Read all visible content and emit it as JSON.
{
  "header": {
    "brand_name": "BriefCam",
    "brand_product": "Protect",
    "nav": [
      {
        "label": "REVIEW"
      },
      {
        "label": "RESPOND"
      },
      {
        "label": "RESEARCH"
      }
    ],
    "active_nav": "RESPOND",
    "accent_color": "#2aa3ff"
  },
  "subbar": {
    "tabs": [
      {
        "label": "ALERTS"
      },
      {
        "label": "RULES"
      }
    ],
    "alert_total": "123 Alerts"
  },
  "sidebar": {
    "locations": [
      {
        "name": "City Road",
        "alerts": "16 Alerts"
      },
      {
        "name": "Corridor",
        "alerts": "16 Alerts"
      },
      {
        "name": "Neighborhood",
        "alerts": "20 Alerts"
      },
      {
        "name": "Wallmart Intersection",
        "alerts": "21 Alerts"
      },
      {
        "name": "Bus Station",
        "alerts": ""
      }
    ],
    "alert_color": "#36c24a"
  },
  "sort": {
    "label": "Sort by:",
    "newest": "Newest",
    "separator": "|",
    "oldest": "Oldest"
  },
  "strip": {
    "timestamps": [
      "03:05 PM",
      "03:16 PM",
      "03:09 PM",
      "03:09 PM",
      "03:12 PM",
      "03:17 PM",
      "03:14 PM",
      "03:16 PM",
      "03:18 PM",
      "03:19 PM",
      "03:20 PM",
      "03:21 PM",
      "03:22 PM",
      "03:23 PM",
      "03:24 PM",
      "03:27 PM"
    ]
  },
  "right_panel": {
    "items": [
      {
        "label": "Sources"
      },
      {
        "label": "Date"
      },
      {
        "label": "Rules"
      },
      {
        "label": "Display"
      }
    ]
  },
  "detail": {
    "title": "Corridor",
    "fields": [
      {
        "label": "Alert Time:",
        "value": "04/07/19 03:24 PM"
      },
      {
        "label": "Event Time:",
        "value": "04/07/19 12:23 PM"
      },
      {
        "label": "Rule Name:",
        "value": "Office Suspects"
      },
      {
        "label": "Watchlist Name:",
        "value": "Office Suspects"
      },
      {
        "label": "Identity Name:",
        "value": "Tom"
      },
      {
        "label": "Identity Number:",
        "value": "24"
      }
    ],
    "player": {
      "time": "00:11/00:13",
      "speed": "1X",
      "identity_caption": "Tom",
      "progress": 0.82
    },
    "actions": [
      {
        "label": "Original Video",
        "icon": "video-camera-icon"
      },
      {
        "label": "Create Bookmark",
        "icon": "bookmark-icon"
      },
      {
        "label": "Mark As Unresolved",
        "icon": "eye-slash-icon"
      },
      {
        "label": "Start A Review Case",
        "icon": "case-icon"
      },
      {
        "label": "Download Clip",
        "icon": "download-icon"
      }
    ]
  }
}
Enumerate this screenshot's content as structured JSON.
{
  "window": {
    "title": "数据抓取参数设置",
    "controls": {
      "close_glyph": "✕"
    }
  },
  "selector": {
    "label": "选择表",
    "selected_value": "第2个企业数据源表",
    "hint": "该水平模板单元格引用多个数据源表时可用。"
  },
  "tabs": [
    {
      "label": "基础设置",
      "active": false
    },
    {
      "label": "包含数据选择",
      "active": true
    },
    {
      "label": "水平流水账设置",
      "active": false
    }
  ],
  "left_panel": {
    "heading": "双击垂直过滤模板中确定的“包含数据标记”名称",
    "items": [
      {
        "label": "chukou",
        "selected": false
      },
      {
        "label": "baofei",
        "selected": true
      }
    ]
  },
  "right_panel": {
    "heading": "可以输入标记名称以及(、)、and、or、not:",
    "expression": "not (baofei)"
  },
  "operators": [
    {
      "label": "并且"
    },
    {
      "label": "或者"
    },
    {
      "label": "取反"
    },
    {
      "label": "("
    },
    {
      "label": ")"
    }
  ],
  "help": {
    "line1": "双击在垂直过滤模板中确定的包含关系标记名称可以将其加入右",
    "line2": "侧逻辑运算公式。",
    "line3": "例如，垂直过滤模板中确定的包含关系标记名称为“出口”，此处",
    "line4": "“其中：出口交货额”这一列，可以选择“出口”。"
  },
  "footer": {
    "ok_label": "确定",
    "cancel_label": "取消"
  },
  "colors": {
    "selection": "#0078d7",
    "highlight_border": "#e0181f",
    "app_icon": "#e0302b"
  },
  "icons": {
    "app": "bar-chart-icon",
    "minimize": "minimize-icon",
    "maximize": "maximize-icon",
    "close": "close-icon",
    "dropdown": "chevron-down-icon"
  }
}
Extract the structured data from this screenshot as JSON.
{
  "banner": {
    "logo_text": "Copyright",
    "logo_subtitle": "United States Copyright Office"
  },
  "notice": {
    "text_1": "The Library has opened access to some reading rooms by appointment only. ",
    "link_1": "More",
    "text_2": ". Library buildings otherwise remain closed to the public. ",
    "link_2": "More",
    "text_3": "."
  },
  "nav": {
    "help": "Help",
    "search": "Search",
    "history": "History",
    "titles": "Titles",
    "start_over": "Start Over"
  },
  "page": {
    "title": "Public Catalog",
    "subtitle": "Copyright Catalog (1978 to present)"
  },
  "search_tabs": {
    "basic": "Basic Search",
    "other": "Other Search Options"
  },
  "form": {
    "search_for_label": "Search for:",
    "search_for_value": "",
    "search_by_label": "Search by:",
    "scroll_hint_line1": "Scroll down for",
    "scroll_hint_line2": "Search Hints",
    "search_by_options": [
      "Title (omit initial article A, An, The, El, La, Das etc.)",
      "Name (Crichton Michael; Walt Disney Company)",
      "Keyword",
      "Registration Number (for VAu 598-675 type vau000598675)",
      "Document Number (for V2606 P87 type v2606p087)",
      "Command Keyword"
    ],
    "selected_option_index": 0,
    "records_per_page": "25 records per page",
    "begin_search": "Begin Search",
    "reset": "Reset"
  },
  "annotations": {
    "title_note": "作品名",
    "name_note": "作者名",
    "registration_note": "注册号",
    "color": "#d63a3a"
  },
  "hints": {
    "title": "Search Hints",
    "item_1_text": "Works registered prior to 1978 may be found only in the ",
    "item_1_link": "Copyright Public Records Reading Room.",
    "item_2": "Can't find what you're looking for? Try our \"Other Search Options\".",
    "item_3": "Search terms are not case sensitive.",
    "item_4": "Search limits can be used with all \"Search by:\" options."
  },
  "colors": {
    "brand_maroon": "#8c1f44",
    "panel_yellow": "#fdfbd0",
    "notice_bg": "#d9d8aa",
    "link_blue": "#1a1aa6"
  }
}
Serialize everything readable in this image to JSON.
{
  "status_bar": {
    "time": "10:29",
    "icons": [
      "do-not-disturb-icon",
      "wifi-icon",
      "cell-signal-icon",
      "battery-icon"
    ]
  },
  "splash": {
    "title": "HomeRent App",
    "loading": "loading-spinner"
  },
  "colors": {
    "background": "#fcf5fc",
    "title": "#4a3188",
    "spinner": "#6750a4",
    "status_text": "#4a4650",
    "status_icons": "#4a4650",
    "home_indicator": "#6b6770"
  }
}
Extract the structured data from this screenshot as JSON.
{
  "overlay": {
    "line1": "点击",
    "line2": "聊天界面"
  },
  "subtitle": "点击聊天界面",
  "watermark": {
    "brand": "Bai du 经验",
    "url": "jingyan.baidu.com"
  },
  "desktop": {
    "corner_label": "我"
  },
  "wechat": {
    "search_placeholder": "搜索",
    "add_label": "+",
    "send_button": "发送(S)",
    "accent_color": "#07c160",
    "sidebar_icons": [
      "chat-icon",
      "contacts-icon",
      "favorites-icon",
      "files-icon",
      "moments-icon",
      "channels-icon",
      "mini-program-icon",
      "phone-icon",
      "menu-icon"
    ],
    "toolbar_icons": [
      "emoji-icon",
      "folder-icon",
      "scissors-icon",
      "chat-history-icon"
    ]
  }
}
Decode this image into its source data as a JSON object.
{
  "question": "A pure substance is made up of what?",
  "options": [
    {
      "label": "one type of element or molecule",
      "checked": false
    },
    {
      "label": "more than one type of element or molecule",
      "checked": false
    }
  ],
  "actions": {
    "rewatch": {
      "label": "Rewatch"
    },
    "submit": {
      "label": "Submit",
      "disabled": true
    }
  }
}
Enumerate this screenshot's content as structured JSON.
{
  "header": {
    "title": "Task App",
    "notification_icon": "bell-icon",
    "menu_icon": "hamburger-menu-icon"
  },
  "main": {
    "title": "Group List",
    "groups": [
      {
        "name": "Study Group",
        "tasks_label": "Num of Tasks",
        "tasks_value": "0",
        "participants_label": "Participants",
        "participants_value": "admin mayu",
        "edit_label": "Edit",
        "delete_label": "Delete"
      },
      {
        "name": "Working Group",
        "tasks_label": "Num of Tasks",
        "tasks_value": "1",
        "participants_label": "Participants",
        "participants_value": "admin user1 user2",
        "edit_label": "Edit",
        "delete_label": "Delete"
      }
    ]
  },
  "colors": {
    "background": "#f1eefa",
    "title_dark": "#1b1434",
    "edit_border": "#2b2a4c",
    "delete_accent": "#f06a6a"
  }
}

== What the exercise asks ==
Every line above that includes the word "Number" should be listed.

== Answer section ==
        "label": "Identity Number:",
      "Registration Number (for VAu 598-675 type vau000598675)",
      "Document Number (for V2606 P87 type v2606p087)",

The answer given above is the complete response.